## EXERCISE
Could you find each line of the data below that contains the word "AbstractBeanFactory" and copy those lines?

(Records drawn from a dataset)
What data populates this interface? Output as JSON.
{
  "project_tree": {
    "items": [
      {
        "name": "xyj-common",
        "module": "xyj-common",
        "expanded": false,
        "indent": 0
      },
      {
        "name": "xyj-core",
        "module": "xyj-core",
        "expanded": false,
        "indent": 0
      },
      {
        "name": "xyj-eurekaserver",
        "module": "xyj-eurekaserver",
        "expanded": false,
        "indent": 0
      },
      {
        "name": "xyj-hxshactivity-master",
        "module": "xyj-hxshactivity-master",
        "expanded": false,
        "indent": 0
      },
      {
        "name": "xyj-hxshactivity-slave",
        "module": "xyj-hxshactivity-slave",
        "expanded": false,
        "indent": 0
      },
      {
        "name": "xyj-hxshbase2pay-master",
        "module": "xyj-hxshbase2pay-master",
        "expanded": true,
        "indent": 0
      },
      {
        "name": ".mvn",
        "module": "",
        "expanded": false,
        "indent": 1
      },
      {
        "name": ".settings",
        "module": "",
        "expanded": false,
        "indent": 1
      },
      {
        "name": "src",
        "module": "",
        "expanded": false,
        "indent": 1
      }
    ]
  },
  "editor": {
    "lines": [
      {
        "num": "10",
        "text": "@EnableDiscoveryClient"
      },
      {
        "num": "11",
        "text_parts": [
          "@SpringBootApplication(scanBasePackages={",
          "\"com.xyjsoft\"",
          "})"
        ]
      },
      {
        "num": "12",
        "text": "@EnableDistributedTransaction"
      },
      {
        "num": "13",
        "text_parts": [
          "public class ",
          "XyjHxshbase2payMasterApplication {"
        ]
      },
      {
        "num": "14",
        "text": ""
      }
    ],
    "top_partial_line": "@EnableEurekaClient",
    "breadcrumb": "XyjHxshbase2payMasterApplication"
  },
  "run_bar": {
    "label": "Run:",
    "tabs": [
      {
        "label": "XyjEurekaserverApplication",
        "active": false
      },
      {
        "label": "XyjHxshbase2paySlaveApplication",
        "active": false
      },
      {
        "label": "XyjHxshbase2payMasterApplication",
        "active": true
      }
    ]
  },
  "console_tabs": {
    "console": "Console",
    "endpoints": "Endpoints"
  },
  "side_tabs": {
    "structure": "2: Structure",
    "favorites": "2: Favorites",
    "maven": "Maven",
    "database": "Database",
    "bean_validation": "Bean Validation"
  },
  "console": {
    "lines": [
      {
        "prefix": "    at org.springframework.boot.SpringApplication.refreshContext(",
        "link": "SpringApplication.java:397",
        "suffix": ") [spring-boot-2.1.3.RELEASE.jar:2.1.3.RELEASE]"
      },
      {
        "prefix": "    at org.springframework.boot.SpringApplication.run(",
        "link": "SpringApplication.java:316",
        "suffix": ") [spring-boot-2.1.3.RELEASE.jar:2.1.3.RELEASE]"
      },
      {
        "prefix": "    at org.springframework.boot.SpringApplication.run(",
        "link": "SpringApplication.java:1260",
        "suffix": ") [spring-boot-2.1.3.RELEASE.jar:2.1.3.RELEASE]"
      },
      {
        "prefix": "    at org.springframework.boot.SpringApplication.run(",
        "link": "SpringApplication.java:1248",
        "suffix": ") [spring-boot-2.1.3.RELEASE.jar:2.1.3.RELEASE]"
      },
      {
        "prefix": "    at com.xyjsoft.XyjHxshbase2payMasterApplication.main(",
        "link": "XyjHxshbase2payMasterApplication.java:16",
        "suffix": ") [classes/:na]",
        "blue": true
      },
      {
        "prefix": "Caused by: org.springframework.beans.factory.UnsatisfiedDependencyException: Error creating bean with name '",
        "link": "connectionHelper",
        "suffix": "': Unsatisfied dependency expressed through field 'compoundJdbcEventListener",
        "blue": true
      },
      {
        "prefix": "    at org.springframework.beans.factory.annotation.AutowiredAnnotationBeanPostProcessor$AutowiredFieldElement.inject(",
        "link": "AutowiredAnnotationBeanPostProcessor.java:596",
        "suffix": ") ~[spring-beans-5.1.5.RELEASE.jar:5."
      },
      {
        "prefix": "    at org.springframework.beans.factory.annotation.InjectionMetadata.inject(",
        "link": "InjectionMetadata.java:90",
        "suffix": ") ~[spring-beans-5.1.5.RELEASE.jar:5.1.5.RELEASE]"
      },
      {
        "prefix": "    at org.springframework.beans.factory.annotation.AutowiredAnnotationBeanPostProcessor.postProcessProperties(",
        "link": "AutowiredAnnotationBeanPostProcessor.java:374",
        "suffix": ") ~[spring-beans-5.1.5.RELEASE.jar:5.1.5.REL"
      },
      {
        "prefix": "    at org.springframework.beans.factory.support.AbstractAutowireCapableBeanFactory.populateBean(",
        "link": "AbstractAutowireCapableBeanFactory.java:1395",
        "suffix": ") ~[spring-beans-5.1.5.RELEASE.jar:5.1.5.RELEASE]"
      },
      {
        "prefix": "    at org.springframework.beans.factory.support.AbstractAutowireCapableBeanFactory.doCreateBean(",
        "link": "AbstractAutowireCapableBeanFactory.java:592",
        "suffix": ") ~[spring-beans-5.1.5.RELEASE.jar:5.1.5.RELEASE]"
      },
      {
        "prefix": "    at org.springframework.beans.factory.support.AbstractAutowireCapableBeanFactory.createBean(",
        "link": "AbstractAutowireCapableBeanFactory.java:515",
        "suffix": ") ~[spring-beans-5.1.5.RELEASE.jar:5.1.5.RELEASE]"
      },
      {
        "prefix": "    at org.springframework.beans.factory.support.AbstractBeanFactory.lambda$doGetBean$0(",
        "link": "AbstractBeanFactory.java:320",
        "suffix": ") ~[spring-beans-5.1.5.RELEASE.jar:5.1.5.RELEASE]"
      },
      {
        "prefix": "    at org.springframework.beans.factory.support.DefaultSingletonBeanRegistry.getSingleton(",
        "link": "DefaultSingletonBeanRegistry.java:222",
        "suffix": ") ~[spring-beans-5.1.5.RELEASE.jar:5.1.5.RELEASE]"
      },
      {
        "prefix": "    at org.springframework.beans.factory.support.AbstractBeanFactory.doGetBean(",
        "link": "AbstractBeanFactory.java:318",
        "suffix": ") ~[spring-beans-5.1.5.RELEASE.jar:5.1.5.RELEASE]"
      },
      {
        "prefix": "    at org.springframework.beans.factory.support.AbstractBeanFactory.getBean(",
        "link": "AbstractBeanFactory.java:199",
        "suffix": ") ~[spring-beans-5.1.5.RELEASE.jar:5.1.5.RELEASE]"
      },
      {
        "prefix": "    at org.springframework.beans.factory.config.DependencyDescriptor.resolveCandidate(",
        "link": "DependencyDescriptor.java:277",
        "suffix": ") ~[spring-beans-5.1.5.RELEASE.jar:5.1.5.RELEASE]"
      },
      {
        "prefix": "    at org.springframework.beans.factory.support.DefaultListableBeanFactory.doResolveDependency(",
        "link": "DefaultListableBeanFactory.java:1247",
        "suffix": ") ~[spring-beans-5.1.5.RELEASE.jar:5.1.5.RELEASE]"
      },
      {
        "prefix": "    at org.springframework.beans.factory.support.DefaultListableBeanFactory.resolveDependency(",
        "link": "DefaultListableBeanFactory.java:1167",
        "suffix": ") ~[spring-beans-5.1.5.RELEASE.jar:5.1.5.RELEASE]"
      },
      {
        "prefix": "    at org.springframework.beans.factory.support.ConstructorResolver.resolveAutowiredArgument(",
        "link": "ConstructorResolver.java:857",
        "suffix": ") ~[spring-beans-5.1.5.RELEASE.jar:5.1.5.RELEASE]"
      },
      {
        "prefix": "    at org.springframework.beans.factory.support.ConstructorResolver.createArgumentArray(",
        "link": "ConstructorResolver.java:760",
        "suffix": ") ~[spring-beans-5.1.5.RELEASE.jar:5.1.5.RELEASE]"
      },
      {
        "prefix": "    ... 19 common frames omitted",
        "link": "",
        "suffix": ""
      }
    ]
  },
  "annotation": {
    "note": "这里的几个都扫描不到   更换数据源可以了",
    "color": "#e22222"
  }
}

## WRITTEN ANSWER
        "prefix": "    at org.springframework.beans.factory.support.AbstractBeanFactory.lambda$doGetBean$0(",
        "link": "AbstractBeanFactory.java:320",
        "prefix": "    at org.springframework.beans.factory.support.AbstractBeanFactory.doGetBean(",
        "link": "AbstractBeanFactory.java:318",
        "prefix": "    at org.springframework.beans.factory.support.AbstractBeanFactory.getBean(",
        "link": "AbstractBeanFactory.java:199",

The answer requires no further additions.